What is needed:
Go over the data and keep only the lines that include "this".
═══ Supplied records
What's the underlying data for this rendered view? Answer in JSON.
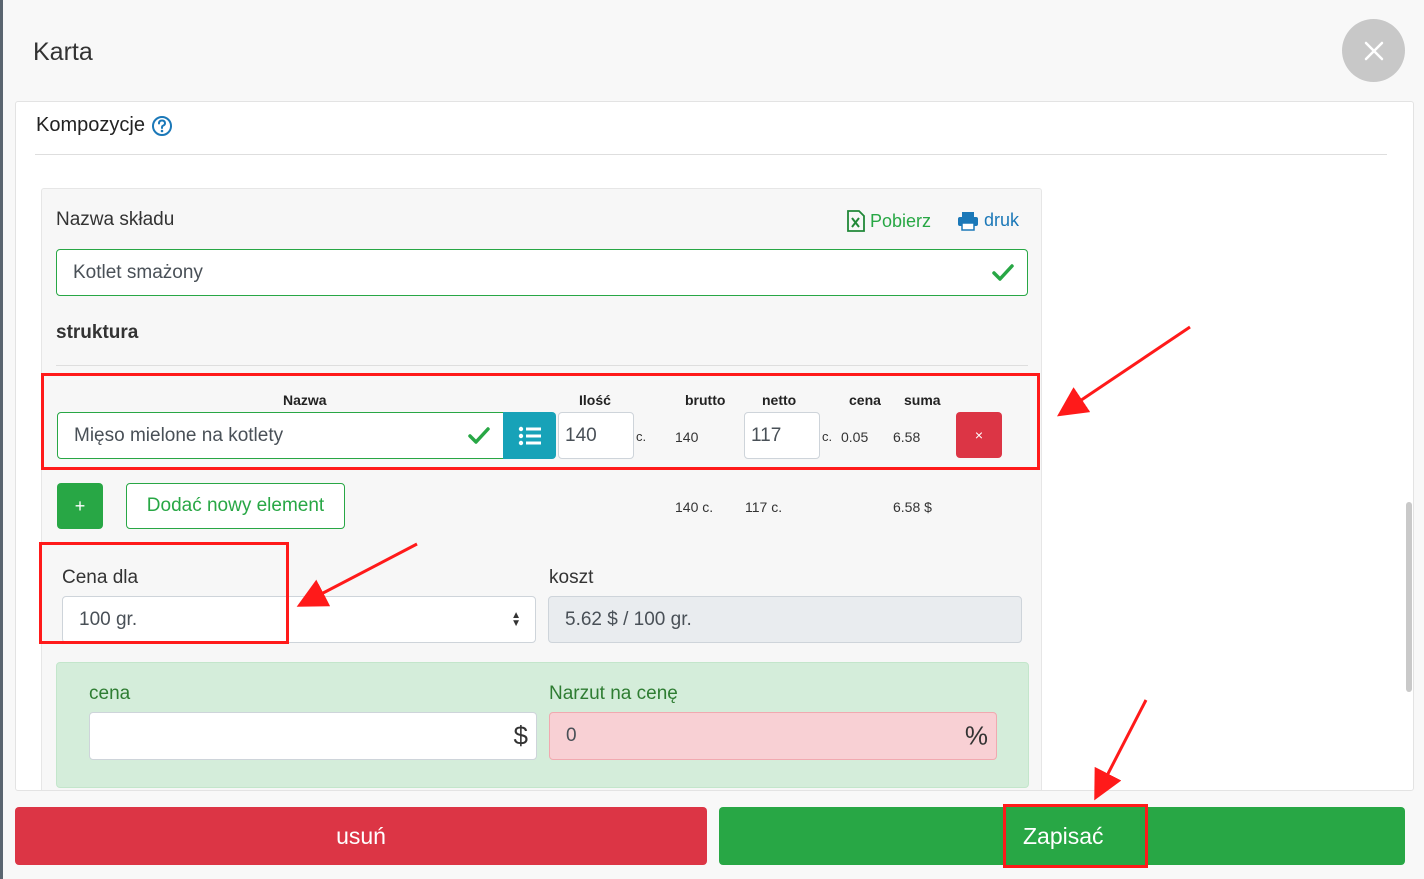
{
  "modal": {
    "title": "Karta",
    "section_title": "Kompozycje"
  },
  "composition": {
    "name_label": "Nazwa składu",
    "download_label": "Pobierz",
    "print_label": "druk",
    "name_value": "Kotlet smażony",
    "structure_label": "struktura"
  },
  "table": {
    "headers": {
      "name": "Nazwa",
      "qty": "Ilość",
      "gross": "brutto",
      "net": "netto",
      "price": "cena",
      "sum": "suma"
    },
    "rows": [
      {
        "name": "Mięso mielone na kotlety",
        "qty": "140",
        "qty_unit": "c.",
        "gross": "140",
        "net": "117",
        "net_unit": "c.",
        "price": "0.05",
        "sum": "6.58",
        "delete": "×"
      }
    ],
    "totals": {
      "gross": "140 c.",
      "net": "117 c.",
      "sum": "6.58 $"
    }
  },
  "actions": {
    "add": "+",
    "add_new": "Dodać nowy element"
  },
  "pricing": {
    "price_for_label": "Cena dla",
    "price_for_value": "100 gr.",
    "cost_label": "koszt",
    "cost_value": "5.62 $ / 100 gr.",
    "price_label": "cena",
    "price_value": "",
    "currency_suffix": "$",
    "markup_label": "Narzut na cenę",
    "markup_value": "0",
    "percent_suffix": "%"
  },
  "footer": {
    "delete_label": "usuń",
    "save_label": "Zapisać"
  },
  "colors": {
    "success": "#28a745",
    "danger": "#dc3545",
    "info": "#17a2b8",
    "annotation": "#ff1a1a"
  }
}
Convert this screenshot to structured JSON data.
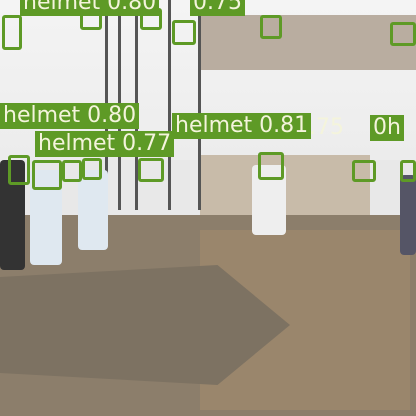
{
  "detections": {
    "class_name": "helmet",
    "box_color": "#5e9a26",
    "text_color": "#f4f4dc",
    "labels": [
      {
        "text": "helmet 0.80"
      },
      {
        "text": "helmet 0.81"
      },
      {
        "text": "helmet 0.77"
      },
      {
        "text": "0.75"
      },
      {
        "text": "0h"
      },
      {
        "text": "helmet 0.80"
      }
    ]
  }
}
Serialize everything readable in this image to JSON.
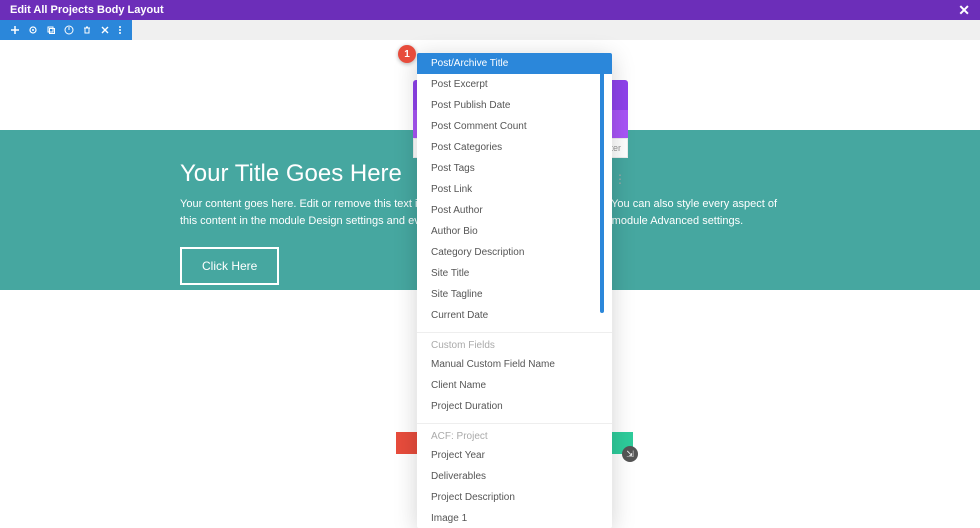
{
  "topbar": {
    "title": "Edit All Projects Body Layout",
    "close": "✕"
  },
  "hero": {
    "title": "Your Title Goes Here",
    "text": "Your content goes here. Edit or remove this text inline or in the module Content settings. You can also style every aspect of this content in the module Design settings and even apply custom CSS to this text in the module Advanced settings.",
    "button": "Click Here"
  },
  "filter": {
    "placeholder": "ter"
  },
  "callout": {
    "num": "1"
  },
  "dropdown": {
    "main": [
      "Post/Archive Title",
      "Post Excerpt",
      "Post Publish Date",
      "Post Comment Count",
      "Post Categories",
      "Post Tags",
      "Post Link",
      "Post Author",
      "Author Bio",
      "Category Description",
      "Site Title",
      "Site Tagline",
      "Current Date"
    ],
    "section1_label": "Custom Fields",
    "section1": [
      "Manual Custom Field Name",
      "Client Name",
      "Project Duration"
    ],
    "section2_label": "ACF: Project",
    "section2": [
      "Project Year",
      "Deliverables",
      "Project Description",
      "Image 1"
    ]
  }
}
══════
Reply:
What's the underlying data for this rendered view? Answer in JSON.
Convert this screenshot to structured JSON data.
Serialize everything readable in this image to JSON.
    "text": "Your content goes here. Edit or remove this text inline or in the module Content settings. You can also style every aspect of this content in the module Design settings and even apply custom CSS to this text in the module Advanced settings.",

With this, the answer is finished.